• _EXTRACTED ENTRIES_:
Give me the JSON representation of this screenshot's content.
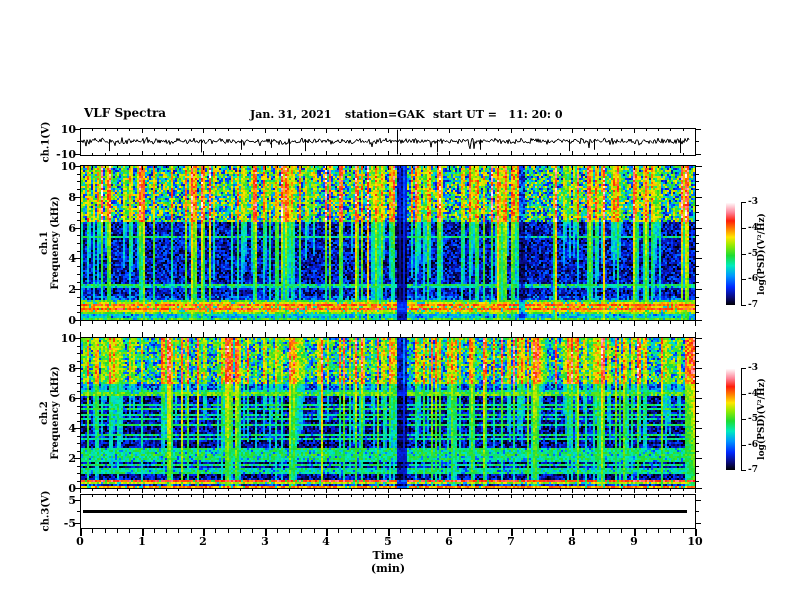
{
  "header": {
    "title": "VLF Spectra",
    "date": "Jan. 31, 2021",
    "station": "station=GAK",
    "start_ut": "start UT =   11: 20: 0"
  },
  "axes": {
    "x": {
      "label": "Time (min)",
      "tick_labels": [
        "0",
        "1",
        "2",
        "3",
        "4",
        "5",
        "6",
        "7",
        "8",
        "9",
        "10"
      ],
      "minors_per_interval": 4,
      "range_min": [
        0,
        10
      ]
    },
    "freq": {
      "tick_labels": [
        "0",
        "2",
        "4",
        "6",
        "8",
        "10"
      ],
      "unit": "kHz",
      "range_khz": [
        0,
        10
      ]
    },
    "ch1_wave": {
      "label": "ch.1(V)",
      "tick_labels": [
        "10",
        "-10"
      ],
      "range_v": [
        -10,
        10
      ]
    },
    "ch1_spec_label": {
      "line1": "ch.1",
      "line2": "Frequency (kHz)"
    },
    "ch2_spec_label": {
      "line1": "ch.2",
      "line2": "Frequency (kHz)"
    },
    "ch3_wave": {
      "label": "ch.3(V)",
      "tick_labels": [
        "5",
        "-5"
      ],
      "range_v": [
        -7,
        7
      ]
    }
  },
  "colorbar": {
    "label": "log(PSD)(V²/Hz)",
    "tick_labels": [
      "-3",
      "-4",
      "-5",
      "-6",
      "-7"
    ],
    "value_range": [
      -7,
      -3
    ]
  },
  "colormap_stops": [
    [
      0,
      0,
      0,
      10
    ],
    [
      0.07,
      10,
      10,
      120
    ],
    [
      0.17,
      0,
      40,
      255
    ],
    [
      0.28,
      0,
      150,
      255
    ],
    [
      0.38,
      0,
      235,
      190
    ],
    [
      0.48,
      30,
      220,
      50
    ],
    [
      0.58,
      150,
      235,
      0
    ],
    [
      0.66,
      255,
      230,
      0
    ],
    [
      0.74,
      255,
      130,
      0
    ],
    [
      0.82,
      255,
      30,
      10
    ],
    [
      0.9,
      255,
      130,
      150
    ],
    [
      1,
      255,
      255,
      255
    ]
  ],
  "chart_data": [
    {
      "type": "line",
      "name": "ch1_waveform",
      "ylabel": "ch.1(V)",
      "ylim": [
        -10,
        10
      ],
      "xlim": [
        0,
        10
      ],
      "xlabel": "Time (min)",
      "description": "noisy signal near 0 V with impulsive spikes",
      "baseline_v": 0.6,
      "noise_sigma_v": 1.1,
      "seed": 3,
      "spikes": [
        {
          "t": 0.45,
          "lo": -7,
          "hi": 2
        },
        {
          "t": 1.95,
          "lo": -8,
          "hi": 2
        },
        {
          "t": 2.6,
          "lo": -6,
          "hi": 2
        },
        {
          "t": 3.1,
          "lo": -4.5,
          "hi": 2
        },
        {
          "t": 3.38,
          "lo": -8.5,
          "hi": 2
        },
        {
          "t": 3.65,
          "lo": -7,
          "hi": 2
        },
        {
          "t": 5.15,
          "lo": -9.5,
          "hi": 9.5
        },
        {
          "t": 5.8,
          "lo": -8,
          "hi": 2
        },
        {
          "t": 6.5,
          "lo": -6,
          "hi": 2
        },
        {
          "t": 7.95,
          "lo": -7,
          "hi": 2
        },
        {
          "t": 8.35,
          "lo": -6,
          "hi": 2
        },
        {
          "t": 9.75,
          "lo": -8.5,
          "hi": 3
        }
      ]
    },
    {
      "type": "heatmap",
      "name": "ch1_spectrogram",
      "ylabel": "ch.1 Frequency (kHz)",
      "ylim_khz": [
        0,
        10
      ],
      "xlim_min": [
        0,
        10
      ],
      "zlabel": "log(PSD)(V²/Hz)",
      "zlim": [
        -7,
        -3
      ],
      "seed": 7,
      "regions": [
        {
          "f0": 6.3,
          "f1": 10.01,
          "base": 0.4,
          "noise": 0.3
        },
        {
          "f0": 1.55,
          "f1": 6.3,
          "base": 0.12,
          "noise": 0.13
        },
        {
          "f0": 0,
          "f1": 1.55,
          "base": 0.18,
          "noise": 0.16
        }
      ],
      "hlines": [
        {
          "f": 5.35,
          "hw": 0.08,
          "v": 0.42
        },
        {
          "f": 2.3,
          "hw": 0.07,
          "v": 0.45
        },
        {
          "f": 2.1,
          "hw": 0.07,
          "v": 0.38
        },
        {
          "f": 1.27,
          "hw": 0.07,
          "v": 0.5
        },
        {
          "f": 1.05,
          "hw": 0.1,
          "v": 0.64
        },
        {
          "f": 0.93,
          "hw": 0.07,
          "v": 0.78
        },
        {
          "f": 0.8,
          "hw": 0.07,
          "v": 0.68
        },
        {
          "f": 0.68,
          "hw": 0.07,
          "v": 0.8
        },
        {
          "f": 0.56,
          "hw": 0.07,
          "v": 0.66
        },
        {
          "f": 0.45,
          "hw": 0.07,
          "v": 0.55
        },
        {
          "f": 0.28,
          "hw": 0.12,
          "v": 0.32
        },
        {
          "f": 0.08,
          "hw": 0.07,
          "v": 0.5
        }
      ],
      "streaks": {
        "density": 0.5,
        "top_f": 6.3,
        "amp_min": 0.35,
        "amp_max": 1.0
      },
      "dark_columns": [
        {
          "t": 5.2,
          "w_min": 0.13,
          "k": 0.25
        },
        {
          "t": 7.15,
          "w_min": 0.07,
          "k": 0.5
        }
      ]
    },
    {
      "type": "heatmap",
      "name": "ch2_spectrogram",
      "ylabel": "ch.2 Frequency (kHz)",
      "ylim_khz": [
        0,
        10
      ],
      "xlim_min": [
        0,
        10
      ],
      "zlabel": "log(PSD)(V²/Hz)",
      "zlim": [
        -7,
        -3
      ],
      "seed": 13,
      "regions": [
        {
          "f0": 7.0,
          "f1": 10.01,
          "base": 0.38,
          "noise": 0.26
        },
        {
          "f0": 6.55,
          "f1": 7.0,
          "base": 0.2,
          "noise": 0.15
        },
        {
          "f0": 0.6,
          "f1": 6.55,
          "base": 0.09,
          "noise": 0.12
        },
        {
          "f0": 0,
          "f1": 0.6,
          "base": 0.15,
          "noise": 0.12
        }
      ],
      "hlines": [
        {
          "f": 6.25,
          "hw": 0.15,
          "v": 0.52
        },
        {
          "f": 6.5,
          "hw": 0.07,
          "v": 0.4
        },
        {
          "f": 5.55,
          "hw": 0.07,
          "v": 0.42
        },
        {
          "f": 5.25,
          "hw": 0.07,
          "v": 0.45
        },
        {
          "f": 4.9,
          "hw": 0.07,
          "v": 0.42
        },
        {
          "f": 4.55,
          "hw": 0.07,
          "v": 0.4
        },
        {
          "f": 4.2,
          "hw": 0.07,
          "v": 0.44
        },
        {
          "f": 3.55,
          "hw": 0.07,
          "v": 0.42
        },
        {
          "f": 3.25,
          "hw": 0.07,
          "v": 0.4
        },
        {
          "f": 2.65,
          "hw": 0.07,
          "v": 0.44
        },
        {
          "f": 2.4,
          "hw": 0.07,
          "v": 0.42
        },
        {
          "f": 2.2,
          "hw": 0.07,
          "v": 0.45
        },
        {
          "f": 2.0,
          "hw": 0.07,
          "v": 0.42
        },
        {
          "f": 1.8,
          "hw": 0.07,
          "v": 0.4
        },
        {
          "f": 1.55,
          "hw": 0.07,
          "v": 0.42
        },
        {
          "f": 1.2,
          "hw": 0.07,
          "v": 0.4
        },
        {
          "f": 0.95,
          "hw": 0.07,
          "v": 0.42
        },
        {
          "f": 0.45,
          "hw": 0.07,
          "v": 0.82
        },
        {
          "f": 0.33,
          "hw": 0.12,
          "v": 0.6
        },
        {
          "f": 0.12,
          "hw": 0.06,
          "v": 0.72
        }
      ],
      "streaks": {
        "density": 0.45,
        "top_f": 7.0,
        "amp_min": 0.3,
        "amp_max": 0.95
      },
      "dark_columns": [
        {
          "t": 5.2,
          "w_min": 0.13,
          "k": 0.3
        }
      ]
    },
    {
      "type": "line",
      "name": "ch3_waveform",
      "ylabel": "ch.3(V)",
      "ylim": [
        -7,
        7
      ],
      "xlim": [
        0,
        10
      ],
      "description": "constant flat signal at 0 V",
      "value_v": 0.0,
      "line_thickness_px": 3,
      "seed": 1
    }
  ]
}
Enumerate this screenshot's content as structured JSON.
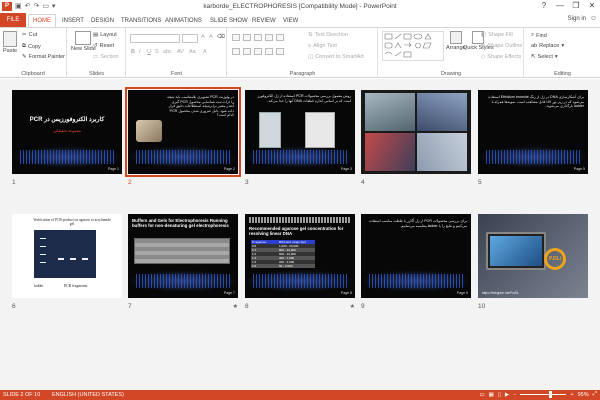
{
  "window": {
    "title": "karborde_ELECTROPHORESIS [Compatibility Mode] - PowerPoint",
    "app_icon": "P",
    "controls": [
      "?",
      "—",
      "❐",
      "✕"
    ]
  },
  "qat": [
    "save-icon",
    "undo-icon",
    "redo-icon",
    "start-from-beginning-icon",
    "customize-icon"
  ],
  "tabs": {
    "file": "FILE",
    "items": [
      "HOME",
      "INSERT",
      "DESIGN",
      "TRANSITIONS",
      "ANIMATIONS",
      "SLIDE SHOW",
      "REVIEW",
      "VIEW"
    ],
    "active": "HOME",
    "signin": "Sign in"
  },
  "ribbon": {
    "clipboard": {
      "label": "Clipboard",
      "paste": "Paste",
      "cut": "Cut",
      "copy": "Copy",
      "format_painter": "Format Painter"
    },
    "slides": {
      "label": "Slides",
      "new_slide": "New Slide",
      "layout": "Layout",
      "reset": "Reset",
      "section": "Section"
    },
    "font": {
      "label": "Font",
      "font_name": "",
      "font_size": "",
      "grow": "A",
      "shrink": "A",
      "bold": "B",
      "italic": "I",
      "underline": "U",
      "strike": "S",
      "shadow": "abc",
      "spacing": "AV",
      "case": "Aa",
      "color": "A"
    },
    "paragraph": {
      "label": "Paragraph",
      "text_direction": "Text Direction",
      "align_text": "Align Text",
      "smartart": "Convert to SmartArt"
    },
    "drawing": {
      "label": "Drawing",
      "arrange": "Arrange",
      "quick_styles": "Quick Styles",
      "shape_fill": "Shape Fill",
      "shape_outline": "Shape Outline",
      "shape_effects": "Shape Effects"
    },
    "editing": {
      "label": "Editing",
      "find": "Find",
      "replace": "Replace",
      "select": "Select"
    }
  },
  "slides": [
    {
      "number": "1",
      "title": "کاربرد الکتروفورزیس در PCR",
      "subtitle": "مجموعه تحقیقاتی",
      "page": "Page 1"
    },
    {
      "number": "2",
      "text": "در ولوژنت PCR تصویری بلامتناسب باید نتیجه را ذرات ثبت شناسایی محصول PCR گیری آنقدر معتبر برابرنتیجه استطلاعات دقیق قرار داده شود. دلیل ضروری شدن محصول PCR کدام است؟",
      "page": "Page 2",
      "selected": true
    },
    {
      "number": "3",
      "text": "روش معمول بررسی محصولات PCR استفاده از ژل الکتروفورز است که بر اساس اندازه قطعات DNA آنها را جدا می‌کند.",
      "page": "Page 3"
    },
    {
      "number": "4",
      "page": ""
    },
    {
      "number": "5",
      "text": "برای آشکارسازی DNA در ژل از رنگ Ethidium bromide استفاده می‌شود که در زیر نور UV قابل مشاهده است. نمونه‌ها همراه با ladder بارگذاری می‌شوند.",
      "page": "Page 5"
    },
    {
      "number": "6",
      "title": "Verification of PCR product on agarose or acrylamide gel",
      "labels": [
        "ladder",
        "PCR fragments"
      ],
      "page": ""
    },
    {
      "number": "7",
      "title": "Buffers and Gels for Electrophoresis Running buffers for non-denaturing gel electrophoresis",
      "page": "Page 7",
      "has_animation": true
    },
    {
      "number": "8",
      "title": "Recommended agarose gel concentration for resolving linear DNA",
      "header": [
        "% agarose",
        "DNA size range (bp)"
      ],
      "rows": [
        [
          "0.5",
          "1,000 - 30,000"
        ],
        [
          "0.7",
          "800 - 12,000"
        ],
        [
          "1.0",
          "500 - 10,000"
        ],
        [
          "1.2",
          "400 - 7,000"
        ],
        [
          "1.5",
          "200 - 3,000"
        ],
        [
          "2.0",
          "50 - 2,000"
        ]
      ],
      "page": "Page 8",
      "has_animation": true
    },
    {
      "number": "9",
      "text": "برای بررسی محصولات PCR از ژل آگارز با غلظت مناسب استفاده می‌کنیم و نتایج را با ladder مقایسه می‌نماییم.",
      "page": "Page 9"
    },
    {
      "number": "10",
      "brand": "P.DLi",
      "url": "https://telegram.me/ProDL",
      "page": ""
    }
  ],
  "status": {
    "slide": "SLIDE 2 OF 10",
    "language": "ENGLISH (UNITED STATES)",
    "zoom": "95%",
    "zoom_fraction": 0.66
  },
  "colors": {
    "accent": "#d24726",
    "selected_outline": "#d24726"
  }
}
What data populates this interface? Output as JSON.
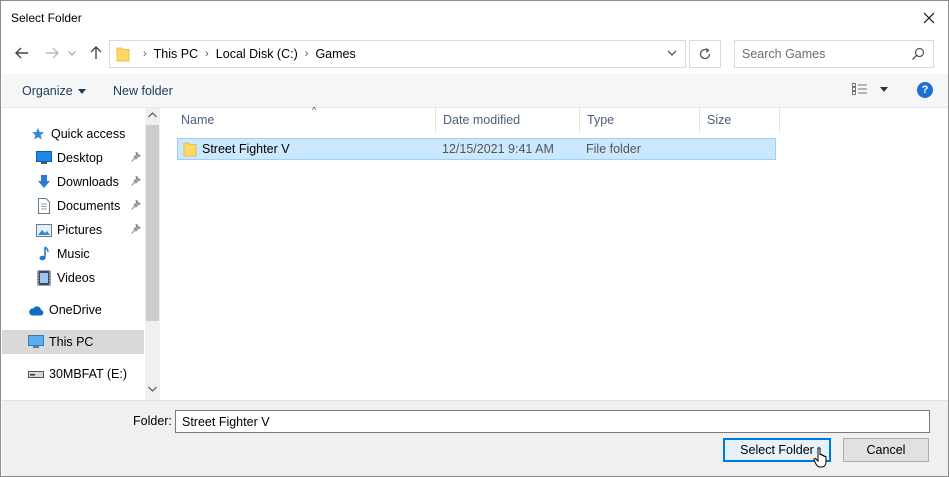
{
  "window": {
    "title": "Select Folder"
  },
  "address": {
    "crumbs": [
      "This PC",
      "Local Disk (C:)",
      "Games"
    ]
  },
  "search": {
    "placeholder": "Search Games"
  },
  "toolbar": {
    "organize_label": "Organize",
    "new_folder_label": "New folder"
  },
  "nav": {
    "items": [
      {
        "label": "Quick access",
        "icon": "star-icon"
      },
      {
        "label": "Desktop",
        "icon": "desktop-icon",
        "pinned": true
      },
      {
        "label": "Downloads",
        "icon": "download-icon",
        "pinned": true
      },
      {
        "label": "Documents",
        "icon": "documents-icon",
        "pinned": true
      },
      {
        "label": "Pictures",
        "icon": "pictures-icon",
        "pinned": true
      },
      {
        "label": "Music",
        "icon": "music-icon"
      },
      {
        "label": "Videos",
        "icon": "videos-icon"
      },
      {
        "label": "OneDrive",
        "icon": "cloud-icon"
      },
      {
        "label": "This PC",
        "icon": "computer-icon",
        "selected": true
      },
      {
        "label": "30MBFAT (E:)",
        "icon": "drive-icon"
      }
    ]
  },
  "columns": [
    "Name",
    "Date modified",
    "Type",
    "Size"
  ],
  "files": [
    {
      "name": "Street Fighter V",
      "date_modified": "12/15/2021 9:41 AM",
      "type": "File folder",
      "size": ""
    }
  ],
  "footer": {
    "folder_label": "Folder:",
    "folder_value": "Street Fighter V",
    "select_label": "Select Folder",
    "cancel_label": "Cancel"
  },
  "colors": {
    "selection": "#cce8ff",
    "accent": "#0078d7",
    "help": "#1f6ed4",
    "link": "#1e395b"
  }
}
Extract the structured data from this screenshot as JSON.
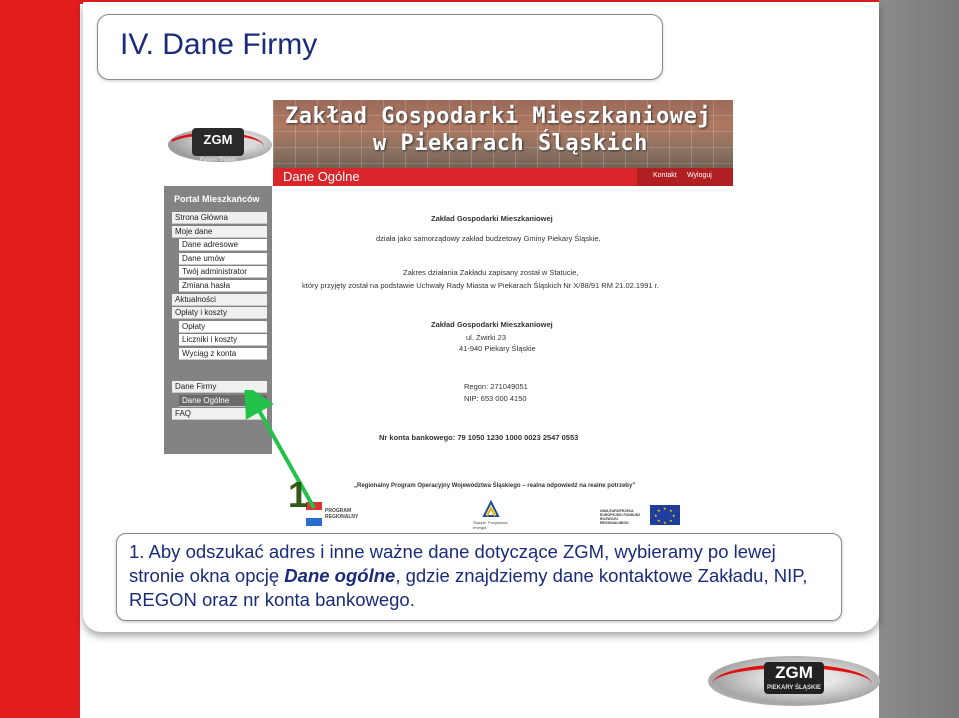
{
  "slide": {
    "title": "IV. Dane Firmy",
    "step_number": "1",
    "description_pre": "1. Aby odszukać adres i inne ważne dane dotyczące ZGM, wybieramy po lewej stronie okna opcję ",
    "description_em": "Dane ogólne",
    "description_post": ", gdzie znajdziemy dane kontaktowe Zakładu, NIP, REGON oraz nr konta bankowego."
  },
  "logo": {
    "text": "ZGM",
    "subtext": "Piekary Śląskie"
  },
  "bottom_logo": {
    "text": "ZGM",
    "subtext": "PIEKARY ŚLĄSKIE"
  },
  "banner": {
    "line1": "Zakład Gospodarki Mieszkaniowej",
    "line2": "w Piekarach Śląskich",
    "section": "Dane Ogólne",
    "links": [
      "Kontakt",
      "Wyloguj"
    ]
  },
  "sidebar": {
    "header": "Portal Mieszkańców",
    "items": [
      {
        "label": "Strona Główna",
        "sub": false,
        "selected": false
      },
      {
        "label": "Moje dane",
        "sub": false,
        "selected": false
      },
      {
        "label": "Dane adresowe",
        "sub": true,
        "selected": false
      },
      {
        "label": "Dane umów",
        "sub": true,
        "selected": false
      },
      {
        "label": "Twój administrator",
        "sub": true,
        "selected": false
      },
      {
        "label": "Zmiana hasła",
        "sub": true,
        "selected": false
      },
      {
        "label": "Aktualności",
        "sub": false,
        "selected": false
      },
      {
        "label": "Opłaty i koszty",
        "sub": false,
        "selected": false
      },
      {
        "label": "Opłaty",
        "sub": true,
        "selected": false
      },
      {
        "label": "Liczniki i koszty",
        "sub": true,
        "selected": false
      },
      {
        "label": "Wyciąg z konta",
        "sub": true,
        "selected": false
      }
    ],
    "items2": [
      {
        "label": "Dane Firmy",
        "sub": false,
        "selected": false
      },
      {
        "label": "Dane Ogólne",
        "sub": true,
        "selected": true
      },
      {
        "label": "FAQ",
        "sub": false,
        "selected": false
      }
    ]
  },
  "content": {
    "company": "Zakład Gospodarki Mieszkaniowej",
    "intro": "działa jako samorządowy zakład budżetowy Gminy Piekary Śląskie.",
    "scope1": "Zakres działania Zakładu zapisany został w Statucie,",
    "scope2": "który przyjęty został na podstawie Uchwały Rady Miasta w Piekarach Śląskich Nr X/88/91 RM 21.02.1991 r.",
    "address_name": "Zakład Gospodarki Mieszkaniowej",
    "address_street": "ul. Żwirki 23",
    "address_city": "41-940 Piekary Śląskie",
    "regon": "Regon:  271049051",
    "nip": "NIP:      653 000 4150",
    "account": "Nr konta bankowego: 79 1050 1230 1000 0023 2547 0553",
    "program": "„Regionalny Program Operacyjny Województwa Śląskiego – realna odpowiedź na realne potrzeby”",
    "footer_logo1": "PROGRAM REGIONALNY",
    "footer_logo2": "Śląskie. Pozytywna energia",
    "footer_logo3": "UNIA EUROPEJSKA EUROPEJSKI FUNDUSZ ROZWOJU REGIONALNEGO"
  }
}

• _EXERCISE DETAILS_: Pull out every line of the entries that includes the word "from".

• _YOUR RESPONSE_:
    "start-from-beginning-icon",
Extract the structured data from this screenshot as JSON.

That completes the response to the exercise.